Given information: Begin

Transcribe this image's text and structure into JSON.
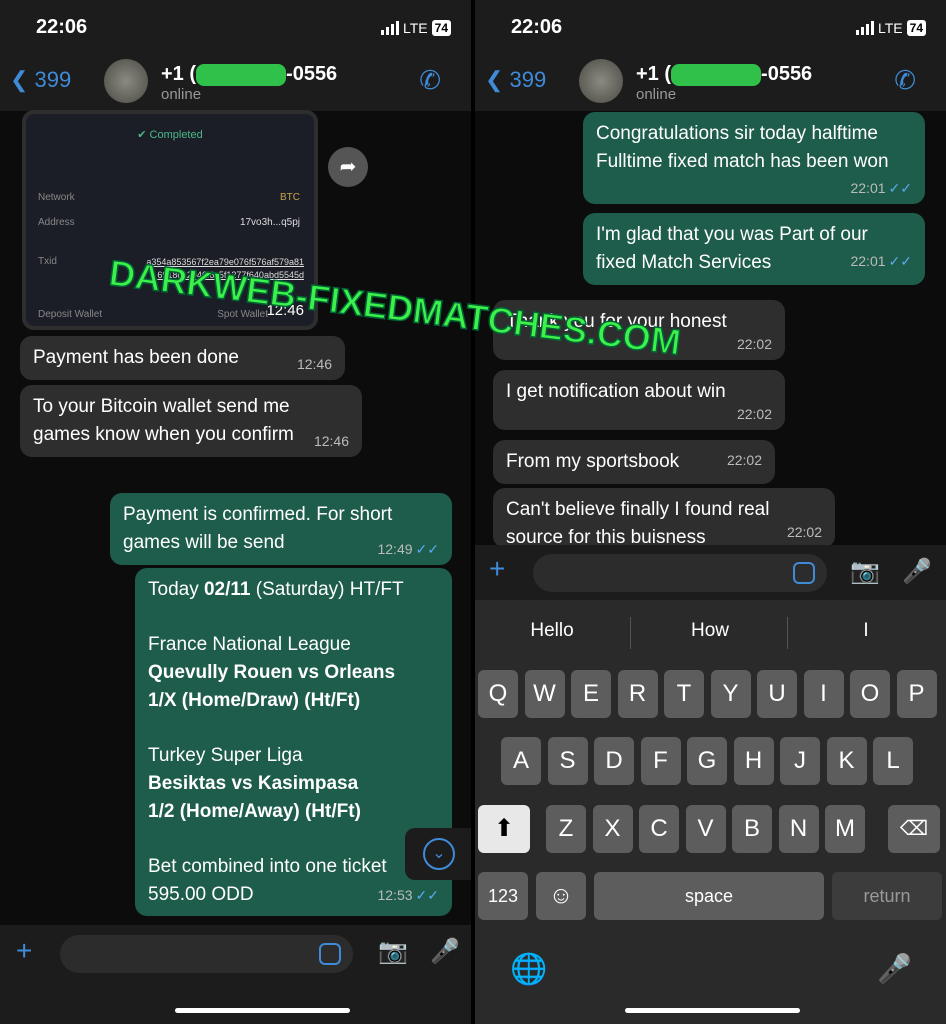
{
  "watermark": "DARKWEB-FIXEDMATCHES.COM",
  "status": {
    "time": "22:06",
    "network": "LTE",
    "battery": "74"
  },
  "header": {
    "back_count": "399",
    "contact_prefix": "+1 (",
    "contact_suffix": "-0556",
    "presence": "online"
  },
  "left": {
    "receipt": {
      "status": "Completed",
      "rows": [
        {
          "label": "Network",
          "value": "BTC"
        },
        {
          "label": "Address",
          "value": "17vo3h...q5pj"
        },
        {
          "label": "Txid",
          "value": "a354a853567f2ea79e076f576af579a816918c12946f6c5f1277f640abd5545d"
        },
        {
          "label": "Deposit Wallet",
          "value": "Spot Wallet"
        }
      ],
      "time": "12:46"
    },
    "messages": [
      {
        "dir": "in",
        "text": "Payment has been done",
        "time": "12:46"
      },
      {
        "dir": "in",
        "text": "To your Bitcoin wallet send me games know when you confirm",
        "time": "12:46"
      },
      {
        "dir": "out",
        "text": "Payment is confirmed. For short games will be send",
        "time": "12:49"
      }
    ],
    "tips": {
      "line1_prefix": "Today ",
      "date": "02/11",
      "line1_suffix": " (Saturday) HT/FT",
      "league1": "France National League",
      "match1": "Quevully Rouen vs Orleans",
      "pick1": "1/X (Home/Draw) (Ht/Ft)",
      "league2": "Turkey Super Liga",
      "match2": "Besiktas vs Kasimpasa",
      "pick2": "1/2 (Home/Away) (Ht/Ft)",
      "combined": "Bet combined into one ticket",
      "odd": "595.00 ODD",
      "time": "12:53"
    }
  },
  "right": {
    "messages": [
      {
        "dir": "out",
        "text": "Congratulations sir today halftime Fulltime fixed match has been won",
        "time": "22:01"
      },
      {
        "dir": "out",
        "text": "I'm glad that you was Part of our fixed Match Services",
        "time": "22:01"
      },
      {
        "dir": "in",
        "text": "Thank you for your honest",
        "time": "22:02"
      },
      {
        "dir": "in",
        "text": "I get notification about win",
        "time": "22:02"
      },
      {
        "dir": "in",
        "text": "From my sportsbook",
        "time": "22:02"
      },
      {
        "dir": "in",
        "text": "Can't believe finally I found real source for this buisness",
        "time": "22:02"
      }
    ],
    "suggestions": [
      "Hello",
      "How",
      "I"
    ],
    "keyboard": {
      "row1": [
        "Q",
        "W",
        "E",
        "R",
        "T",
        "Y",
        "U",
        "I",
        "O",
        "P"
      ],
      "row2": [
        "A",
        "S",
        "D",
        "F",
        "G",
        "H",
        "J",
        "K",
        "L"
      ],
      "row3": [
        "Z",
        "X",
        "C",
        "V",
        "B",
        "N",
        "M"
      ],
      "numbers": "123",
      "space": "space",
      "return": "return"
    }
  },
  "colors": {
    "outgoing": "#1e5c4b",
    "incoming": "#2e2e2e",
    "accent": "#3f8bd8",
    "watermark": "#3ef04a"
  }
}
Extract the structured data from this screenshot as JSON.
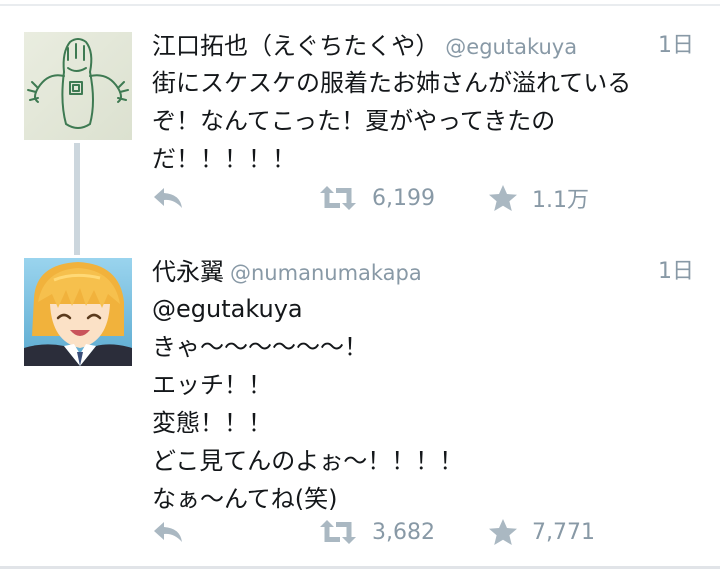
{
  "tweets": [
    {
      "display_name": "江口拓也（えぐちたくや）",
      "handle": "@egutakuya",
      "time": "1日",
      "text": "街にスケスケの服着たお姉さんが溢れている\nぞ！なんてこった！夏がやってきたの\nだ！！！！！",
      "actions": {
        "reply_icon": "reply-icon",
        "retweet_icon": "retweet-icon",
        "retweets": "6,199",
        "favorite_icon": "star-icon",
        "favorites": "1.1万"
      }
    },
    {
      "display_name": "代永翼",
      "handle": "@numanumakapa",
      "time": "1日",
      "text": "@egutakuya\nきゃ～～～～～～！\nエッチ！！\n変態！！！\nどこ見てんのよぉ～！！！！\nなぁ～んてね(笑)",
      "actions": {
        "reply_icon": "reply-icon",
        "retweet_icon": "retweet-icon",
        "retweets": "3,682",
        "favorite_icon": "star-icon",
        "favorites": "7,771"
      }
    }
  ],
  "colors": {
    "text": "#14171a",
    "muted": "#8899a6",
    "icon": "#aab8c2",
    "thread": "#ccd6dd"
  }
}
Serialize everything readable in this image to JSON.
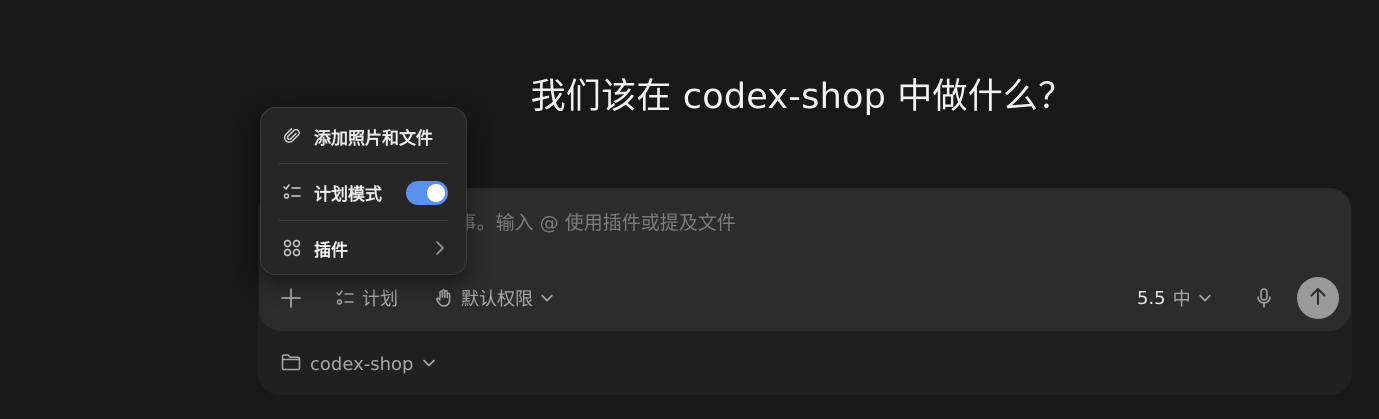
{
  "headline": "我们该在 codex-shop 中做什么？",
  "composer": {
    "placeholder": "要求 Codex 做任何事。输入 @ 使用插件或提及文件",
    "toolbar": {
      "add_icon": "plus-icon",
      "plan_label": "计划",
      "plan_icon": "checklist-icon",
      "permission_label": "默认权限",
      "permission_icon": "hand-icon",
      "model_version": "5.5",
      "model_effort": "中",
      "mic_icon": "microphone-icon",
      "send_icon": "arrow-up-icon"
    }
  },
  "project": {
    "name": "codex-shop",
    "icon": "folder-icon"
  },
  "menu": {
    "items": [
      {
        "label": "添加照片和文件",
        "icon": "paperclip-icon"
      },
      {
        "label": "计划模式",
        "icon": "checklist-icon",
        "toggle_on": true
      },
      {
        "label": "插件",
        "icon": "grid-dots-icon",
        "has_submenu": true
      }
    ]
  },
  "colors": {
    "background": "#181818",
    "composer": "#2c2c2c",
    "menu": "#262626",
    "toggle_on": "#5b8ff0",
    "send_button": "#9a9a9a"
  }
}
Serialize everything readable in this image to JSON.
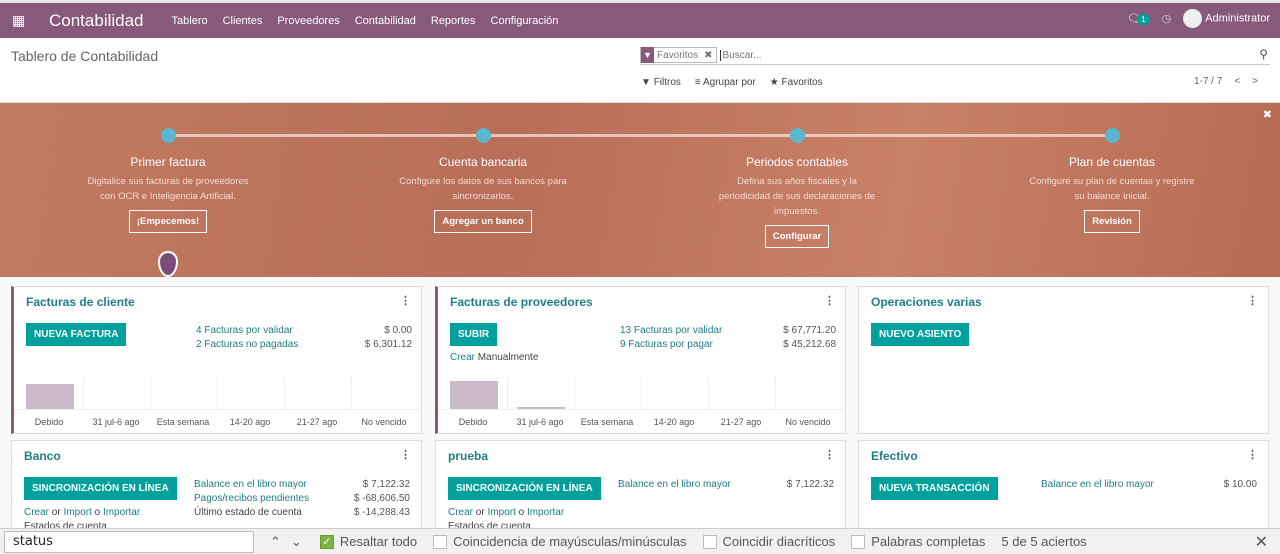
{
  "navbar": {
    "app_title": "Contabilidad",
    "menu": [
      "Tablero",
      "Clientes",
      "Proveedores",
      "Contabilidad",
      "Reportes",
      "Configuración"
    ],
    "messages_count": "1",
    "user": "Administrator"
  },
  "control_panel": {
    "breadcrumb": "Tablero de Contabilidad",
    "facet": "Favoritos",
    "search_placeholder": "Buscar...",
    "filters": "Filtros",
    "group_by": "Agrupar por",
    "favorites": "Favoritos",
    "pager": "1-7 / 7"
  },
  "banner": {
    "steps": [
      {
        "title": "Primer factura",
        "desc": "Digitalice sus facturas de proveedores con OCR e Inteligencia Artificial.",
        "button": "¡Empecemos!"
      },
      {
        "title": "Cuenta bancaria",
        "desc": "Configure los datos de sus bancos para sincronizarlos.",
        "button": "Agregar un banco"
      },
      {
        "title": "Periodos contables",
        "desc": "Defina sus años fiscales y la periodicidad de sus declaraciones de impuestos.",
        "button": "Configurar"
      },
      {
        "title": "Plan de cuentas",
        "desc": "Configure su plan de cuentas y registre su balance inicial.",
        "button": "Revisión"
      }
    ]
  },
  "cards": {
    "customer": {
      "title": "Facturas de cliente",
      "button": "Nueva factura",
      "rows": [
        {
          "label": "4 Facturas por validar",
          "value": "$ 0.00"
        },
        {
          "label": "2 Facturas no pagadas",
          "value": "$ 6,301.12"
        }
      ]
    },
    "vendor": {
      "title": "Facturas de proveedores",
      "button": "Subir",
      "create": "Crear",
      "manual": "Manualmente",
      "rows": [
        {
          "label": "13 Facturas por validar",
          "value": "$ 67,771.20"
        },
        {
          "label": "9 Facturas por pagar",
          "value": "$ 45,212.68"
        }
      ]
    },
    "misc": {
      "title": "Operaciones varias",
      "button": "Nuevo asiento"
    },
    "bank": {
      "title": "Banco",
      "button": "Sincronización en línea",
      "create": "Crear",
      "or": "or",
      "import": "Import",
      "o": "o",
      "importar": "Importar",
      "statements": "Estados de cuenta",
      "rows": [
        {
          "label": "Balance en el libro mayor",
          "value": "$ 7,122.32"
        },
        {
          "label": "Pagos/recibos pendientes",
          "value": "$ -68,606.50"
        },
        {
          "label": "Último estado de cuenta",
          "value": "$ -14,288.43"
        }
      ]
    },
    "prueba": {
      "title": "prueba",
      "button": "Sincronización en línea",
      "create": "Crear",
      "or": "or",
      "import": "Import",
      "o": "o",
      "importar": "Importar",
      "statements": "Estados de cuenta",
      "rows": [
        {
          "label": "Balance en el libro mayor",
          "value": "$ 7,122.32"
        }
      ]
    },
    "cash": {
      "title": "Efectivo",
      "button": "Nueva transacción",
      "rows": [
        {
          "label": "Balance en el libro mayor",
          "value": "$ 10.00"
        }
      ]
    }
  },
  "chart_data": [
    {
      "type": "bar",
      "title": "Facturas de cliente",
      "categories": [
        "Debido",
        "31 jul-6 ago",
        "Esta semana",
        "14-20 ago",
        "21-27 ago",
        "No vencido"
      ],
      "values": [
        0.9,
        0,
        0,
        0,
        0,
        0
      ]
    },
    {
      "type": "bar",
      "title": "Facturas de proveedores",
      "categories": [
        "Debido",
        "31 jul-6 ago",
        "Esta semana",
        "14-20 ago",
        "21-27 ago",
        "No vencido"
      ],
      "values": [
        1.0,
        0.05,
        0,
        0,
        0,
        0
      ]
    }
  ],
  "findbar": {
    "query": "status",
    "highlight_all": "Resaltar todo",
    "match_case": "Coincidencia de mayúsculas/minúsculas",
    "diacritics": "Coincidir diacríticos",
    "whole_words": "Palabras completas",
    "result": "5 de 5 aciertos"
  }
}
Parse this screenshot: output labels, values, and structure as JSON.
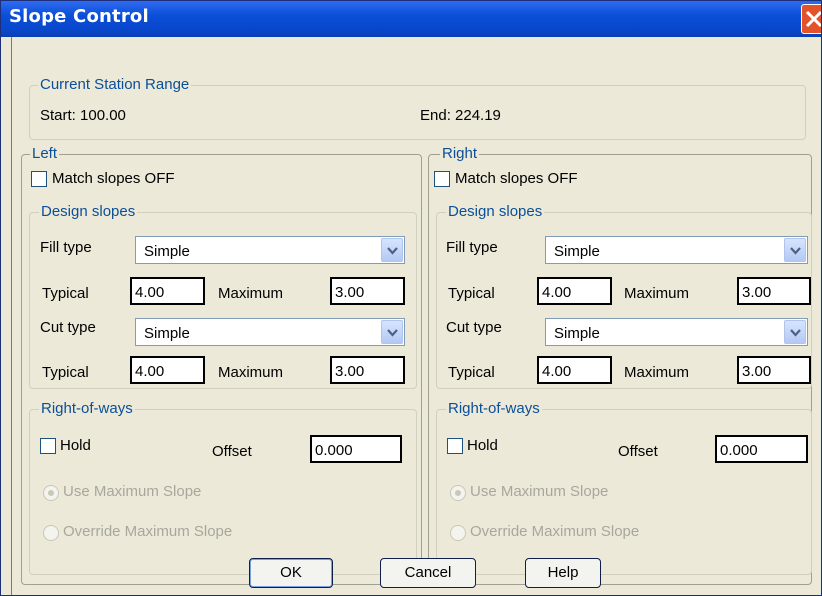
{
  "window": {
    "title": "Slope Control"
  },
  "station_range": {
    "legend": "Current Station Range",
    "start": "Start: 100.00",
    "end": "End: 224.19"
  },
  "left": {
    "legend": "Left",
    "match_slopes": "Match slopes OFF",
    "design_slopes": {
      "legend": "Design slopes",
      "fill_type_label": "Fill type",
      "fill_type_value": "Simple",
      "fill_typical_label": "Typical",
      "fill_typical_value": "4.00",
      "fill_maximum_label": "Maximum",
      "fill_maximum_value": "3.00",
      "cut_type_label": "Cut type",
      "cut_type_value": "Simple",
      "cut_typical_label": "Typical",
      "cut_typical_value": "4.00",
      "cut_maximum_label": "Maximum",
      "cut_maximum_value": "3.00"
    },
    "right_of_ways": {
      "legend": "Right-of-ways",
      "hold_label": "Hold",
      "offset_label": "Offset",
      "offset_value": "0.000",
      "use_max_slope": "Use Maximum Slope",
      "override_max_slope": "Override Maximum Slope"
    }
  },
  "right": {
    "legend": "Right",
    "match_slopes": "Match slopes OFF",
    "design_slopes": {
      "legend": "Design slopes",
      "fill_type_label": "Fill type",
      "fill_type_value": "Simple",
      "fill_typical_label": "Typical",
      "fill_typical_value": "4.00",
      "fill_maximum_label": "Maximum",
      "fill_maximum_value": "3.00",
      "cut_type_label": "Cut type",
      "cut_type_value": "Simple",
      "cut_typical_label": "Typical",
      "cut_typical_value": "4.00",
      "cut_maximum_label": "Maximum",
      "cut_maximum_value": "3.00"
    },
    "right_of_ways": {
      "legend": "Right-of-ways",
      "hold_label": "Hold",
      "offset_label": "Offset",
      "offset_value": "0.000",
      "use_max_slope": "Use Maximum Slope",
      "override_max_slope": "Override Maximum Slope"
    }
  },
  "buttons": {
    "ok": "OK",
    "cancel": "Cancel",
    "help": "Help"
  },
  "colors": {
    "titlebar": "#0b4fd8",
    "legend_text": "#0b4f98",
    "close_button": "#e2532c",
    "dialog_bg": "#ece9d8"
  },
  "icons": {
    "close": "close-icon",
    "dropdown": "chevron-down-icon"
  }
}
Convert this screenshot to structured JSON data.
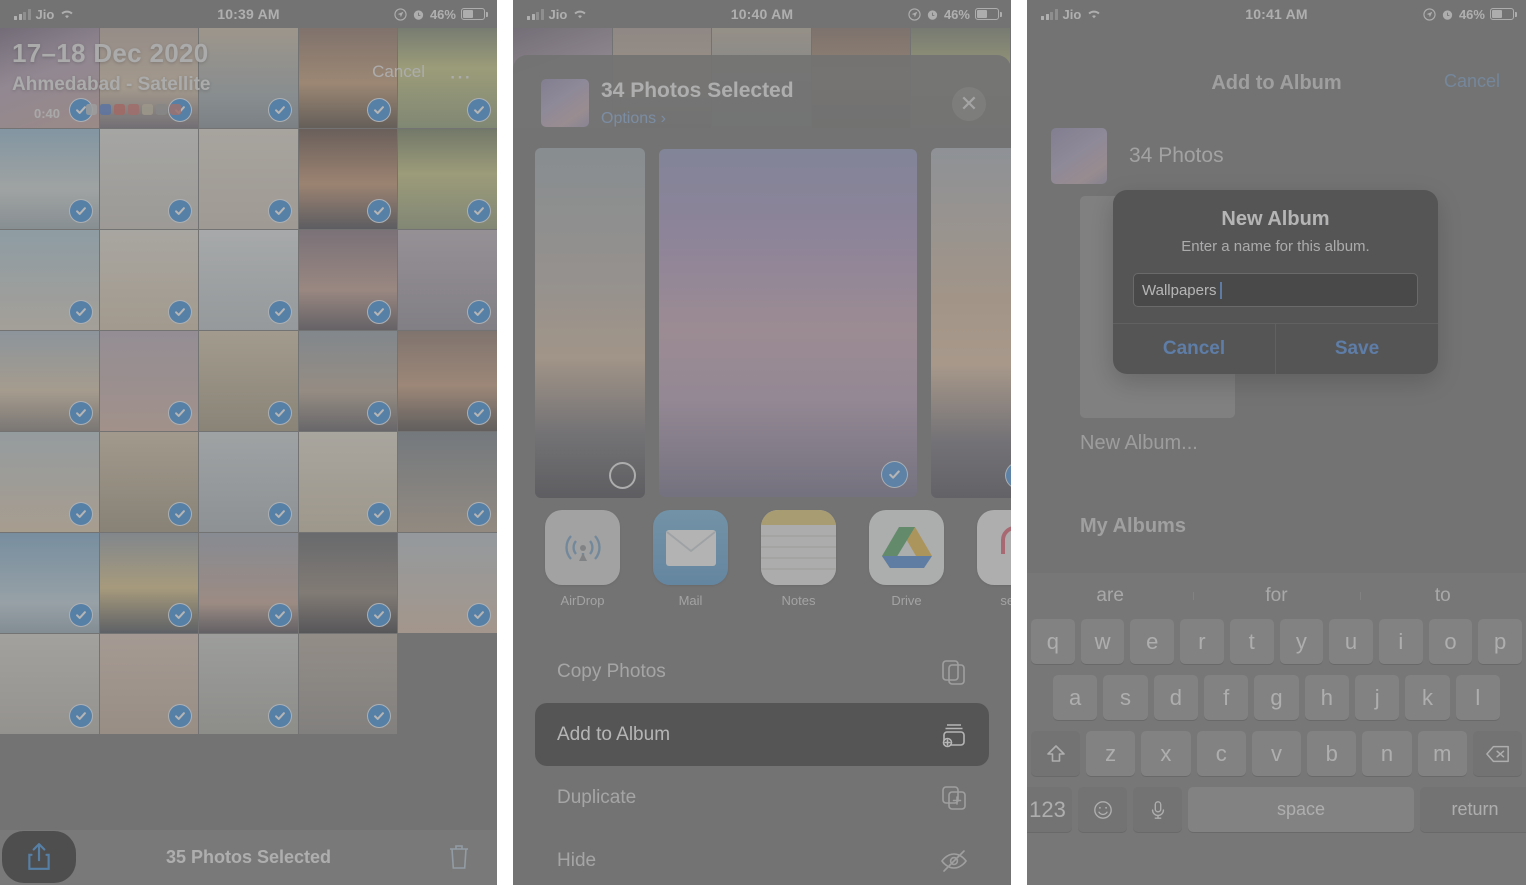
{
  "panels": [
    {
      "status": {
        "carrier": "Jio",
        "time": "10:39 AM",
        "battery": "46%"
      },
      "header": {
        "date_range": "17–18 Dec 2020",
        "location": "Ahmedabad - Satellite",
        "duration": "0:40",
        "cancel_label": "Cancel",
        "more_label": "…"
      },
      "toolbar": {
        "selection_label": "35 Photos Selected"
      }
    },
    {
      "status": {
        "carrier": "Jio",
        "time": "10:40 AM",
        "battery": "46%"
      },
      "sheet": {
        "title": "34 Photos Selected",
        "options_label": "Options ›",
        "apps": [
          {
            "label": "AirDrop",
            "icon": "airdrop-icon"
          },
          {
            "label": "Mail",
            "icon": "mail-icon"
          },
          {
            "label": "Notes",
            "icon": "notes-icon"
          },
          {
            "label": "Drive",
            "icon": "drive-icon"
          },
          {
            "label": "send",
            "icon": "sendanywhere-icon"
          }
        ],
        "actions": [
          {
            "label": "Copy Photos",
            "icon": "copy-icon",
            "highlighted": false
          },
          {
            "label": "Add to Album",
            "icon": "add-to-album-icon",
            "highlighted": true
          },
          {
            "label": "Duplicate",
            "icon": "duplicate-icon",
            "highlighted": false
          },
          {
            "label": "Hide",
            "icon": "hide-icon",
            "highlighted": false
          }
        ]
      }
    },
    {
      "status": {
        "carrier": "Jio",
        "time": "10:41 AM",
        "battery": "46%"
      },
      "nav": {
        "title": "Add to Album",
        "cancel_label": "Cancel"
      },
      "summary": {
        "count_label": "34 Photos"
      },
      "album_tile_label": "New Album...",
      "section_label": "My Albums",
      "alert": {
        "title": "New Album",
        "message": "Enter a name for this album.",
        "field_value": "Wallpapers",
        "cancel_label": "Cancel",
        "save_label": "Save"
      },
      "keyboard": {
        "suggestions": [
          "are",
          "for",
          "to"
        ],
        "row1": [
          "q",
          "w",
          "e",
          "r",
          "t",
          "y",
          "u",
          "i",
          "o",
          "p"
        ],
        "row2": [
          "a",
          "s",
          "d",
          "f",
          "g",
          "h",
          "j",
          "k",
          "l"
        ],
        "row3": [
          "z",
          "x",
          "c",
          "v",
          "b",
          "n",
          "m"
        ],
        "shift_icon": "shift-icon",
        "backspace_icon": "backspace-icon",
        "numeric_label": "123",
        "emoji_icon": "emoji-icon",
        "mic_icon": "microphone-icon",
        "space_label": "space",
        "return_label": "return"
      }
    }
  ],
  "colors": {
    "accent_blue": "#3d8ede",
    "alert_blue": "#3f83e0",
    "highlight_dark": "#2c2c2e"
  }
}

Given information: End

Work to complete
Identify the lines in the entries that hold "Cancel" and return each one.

Written solution
    "cancel": "Cancel",
        "cancel_label": "Cancel",
        "cancel_label": "Cancel"
        "cancel_label": "Cancel",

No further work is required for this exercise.